All good things must come to an end, and so did our holiday. We paddled back from the island of St Agnes to Hugh Town on St Mary and trolleyed the kayaks onto the quay to await loading onto the Scillonian III. Due to mist and fog, no aircraft were leaving Scilly that day. This meant that everyone desperately wanted to get on the ferry, indeed you could have been forgiven for thinking that they were fighting for a space on one of Titanic’s lifeboats. With prebooked tickets, we smugly strolled past the mayhem, boarded and found seats (a feat in itself) for a journey which reminded us why the ferry is known as the Vomit Comet.
The Scilly chapters of the book are now written, and I have enough photographs to fill a shelf of books about Scilly. However, you know what? I might just find myself an excuse to go back there again, at some point in my summer holiday …
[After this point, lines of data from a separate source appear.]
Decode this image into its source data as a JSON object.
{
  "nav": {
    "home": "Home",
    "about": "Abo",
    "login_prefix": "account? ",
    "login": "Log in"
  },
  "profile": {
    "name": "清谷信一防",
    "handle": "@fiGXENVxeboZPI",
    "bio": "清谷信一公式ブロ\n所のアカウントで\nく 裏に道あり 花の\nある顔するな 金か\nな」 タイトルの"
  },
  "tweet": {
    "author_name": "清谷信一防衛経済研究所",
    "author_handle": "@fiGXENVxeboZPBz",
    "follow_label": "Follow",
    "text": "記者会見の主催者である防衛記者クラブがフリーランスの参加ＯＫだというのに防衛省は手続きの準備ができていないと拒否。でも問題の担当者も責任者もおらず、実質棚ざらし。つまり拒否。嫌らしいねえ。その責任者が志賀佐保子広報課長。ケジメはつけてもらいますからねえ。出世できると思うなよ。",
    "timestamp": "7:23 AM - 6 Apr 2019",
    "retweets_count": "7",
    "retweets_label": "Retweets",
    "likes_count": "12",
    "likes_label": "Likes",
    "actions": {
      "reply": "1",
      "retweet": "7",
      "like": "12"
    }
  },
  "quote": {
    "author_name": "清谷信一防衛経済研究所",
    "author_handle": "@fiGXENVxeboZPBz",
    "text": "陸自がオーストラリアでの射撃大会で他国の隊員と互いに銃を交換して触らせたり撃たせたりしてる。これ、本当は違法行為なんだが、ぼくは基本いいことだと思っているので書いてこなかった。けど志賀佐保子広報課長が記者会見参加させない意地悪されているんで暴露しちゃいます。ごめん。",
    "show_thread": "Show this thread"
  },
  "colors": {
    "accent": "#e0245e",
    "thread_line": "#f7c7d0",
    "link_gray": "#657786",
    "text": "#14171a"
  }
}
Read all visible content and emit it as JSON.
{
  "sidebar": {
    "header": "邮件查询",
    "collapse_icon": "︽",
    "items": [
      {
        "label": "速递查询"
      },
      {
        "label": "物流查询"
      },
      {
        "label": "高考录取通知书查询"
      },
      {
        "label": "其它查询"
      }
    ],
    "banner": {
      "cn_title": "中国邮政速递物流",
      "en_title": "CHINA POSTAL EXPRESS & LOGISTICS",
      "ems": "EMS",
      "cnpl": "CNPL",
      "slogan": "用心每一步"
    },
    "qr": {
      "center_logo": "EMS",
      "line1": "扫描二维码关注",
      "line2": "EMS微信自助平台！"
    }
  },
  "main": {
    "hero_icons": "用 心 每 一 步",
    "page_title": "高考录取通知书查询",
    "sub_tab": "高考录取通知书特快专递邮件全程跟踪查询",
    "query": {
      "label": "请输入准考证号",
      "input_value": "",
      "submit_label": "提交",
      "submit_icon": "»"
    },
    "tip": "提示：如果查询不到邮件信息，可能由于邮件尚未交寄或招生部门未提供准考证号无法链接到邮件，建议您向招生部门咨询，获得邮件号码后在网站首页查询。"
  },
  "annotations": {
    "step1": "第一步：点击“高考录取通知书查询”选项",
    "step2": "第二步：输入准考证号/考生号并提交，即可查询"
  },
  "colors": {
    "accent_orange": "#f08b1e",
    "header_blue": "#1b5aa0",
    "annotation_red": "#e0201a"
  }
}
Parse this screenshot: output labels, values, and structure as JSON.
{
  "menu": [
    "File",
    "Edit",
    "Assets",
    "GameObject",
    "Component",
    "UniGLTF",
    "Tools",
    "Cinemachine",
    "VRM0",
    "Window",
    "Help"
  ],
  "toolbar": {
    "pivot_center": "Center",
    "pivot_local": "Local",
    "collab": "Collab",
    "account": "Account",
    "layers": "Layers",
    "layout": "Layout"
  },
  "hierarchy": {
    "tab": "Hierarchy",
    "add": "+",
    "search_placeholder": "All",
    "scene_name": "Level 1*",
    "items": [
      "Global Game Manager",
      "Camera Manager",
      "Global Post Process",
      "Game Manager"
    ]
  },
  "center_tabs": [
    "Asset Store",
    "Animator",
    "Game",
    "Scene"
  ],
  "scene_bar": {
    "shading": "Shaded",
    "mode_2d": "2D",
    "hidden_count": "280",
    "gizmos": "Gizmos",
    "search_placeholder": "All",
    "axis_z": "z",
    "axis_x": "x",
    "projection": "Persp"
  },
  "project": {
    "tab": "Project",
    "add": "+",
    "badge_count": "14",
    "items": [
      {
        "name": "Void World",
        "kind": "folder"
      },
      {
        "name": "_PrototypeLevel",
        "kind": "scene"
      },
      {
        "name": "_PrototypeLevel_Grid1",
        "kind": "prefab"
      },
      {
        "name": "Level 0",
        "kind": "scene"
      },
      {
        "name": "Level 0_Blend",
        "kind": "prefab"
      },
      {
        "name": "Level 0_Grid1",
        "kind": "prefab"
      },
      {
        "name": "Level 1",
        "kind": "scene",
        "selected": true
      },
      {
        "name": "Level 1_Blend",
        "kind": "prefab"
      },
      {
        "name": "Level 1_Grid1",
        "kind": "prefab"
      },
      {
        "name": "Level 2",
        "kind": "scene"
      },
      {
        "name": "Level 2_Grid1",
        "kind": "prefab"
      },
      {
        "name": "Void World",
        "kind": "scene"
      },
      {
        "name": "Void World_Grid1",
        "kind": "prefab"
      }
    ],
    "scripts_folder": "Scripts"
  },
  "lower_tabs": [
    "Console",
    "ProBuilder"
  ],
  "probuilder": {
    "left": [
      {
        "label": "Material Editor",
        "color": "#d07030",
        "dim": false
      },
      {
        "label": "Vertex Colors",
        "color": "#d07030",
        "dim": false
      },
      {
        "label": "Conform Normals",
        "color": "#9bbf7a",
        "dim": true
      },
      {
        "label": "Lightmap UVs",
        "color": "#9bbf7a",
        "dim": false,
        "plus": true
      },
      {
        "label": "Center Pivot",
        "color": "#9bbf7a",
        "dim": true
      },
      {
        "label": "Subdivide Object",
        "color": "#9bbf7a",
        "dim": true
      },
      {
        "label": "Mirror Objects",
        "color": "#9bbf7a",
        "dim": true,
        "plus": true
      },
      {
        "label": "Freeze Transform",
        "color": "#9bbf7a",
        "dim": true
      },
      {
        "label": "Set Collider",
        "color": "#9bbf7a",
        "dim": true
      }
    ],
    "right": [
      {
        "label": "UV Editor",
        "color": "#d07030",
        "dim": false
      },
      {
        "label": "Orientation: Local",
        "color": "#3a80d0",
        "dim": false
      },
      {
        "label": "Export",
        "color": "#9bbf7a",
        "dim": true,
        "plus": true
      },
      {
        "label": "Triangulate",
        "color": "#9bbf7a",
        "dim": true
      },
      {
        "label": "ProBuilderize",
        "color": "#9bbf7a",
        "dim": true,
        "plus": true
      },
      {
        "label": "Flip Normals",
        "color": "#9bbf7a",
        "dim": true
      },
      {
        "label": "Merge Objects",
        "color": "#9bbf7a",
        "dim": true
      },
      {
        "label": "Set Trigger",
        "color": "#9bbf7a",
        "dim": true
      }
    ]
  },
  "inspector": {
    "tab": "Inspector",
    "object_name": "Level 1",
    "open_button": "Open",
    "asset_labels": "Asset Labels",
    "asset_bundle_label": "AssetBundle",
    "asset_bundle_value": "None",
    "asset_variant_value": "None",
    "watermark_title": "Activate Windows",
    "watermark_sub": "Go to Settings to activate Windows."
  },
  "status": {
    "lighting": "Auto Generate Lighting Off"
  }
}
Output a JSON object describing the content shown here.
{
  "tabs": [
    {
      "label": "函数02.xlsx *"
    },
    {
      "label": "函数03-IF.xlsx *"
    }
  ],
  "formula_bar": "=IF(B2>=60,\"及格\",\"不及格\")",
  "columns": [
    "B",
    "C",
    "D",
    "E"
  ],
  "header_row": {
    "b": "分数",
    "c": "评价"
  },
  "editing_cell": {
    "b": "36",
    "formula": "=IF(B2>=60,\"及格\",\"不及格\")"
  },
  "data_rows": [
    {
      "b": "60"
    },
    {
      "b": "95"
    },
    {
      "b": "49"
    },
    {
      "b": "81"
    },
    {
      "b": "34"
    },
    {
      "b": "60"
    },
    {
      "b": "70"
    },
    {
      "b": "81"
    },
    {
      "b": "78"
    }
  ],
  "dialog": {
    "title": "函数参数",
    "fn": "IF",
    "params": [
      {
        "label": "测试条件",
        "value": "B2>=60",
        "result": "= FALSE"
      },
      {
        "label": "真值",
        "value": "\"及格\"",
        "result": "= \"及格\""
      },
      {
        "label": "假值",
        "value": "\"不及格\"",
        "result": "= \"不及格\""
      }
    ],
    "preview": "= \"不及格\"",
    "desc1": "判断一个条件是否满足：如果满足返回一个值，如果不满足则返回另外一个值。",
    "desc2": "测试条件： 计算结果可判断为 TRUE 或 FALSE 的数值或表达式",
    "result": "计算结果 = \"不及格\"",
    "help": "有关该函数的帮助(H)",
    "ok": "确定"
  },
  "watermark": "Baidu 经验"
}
Those sick to the point of nausea of hearing about our splendid Isles of Scilly holiday, will be glad to know that it’s nearly over. Anyway …
No s++t, there we were, camping on the island of St Agnes with only the Western Rocks and Bishop Rock lighthouse between us and North America. It seemed rude not to venture just a little further west out into the ocean …
There was still a significant Atlantic groundswell left over from storms earlier in the week, but at low tide the Western Rocks act as a two kilometre wide breakwater. This gave us enough shelter to paddle out across open water to the ‘inside’ of the Western Rocks. They are uninhabited by humans, but far from empty.
The question now was, could we commit ourselves a couple of kilometres further out and reach Bishop Rock lighthouse? We gingerly paddled out through a gap in the reef and assessed our chances. Waves were noisily exploding over reefs in all directions, as far as the eye could see. If there was a clear passage through to Bishop Rock, we couldn’t see it.
As we both agreed to turn back, Heather breathed a very loud sigh of relief …
Back we paddled to St Agnes, having been privileged just to dip our toes and get a glimpse of the Atlantic Ocean.